Data about app and page elements:
+ + + + +

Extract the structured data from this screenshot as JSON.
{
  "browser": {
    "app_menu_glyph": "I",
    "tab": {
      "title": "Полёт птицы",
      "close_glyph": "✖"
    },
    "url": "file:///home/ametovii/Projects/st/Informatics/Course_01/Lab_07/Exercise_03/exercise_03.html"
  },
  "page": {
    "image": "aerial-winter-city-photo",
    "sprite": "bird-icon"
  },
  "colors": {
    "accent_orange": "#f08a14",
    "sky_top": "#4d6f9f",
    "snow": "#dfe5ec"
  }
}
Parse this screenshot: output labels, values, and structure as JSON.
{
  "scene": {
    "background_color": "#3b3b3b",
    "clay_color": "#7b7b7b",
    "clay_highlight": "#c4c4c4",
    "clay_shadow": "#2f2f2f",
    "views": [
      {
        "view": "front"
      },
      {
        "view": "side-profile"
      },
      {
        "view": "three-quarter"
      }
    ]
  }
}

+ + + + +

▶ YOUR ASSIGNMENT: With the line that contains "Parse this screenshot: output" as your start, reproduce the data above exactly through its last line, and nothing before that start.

▶ OUTPUT OF THE EXERCISE:
Parse this screenshot: output labels, values, and structure as JSON.
{
  "scene": {
    "background_color": "#3b3b3b",
    "clay_color": "#7b7b7b",
    "clay_highlight": "#c4c4c4",
    "clay_shadow": "#2f2f2f",
    "views": [
      {
        "view": "front"
      },
      {
        "view": "side-profile"
      },
      {
        "view": "three-quarter"
      }
    ]
  }
}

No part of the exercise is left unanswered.